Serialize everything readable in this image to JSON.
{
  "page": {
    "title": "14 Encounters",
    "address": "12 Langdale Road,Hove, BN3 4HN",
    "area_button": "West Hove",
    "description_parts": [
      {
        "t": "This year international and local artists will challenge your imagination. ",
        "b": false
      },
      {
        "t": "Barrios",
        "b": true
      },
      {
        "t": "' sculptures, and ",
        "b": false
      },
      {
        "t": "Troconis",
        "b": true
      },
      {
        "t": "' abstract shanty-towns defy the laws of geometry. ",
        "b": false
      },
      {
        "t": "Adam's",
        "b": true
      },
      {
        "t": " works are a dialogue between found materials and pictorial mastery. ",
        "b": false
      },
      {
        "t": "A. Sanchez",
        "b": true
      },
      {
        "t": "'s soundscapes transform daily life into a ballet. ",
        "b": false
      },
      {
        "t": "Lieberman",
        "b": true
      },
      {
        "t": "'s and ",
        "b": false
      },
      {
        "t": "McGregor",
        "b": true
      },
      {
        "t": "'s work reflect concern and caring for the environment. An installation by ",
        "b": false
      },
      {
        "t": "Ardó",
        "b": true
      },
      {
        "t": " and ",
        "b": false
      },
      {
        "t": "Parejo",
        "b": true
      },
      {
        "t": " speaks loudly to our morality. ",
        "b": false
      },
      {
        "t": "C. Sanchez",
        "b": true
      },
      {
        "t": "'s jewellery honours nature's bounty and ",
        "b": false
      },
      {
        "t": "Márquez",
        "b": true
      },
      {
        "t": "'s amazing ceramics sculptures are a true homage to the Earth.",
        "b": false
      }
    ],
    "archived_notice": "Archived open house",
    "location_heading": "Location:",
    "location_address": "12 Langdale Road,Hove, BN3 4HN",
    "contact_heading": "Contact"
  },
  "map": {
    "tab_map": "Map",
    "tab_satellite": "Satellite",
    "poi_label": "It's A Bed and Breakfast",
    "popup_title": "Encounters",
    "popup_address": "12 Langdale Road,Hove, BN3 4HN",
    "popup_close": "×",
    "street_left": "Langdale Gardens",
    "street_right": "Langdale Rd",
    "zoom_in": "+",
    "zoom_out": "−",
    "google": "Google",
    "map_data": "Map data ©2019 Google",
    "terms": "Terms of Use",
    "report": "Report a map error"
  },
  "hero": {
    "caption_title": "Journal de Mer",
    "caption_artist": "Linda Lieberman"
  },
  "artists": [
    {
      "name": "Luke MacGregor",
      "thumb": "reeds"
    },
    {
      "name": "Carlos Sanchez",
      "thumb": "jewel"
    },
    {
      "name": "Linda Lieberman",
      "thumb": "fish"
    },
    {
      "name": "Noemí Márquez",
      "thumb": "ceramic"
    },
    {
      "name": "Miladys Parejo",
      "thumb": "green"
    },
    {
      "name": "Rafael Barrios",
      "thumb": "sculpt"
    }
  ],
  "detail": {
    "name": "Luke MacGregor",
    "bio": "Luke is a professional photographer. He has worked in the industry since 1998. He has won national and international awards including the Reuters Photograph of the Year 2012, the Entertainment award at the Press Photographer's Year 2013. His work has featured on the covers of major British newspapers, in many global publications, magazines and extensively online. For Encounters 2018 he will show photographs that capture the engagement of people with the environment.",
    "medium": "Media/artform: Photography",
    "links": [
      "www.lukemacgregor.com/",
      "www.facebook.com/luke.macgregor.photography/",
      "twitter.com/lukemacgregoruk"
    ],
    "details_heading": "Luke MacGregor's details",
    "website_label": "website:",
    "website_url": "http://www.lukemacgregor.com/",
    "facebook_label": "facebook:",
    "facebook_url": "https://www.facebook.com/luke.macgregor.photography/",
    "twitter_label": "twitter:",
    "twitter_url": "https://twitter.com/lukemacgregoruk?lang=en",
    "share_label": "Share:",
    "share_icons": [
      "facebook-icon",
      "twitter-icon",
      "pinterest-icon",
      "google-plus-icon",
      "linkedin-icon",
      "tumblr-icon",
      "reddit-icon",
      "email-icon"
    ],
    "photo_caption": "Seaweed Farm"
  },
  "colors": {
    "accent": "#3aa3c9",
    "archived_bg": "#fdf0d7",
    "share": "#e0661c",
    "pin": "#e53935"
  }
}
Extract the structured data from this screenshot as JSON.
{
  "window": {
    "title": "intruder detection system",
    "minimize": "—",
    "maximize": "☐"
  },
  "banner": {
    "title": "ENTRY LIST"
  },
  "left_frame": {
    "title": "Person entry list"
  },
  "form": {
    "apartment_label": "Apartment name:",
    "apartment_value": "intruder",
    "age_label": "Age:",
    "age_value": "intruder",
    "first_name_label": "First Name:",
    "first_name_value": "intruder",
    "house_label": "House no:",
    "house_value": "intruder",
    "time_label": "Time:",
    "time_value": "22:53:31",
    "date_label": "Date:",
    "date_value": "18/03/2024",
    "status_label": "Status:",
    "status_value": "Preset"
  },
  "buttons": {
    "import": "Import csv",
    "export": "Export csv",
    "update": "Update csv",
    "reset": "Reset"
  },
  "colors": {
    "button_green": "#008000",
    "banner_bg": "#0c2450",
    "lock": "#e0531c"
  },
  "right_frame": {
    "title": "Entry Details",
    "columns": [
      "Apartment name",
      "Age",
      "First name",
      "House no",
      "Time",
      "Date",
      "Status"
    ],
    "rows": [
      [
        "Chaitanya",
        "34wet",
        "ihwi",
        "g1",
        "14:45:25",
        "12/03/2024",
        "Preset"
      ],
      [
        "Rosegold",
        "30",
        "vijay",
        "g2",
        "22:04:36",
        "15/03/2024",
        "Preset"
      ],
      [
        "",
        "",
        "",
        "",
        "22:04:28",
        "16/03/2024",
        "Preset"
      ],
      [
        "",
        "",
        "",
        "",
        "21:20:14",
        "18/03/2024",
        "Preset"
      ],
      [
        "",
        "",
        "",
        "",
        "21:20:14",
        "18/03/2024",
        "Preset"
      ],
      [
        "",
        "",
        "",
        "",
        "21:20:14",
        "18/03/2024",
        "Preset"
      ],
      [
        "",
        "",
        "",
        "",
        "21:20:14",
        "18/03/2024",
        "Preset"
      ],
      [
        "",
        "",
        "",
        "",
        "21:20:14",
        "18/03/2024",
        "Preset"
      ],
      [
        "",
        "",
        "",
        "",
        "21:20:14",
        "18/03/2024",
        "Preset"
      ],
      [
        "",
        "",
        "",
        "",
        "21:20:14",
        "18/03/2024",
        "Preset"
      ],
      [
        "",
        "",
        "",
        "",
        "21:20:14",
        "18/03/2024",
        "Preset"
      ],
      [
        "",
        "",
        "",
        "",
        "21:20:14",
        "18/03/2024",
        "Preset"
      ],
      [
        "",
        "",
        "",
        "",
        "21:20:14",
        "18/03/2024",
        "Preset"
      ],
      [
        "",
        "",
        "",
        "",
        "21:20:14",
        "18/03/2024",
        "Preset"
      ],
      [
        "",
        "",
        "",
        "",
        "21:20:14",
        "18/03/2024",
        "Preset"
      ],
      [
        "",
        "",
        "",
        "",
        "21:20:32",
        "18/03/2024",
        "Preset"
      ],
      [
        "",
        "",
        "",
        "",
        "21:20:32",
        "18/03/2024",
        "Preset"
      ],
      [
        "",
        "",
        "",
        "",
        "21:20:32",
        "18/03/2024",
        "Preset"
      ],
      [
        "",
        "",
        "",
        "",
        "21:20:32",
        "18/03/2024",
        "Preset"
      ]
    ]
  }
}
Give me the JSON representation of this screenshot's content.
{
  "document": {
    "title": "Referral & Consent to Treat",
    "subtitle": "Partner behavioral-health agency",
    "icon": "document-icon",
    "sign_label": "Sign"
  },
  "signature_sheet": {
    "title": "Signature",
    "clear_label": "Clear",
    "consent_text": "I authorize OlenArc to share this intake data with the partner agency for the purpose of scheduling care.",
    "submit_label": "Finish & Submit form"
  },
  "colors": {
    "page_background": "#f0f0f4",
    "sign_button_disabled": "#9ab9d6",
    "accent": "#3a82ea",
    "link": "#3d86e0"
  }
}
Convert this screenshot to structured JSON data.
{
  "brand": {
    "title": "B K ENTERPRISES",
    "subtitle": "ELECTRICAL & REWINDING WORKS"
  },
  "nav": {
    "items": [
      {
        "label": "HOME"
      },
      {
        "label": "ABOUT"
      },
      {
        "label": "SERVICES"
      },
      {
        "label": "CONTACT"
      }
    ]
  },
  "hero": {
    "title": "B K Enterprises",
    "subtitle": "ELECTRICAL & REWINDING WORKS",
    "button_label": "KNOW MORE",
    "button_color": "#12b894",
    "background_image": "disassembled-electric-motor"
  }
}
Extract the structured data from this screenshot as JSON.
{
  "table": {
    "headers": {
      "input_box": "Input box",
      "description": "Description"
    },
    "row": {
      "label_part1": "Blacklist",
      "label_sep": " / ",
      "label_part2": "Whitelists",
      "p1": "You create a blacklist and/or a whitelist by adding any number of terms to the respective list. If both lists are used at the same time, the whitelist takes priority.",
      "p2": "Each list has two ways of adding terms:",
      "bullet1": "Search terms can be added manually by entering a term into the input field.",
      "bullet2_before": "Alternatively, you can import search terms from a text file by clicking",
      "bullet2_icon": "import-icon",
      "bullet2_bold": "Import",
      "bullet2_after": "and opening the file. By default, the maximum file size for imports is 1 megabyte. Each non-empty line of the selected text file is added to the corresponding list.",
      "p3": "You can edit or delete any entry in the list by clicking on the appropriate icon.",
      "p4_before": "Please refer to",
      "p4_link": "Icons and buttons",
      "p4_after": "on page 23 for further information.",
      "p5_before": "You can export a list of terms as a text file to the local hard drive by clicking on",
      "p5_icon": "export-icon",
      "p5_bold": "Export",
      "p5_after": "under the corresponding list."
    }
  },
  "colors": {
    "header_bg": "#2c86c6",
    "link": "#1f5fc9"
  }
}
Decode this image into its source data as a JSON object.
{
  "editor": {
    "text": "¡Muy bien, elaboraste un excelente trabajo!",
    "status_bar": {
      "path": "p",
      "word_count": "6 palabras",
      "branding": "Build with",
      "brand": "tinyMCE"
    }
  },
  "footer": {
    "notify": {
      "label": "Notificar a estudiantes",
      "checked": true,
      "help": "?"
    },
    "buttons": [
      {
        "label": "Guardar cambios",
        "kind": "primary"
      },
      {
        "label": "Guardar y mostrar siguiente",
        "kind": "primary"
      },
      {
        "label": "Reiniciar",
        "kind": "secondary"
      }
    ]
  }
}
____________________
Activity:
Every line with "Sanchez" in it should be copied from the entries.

Result:
        "t": "A. Sanchez",
        "t": "C. Sanchez",
      "name": "Carlos Sanchez",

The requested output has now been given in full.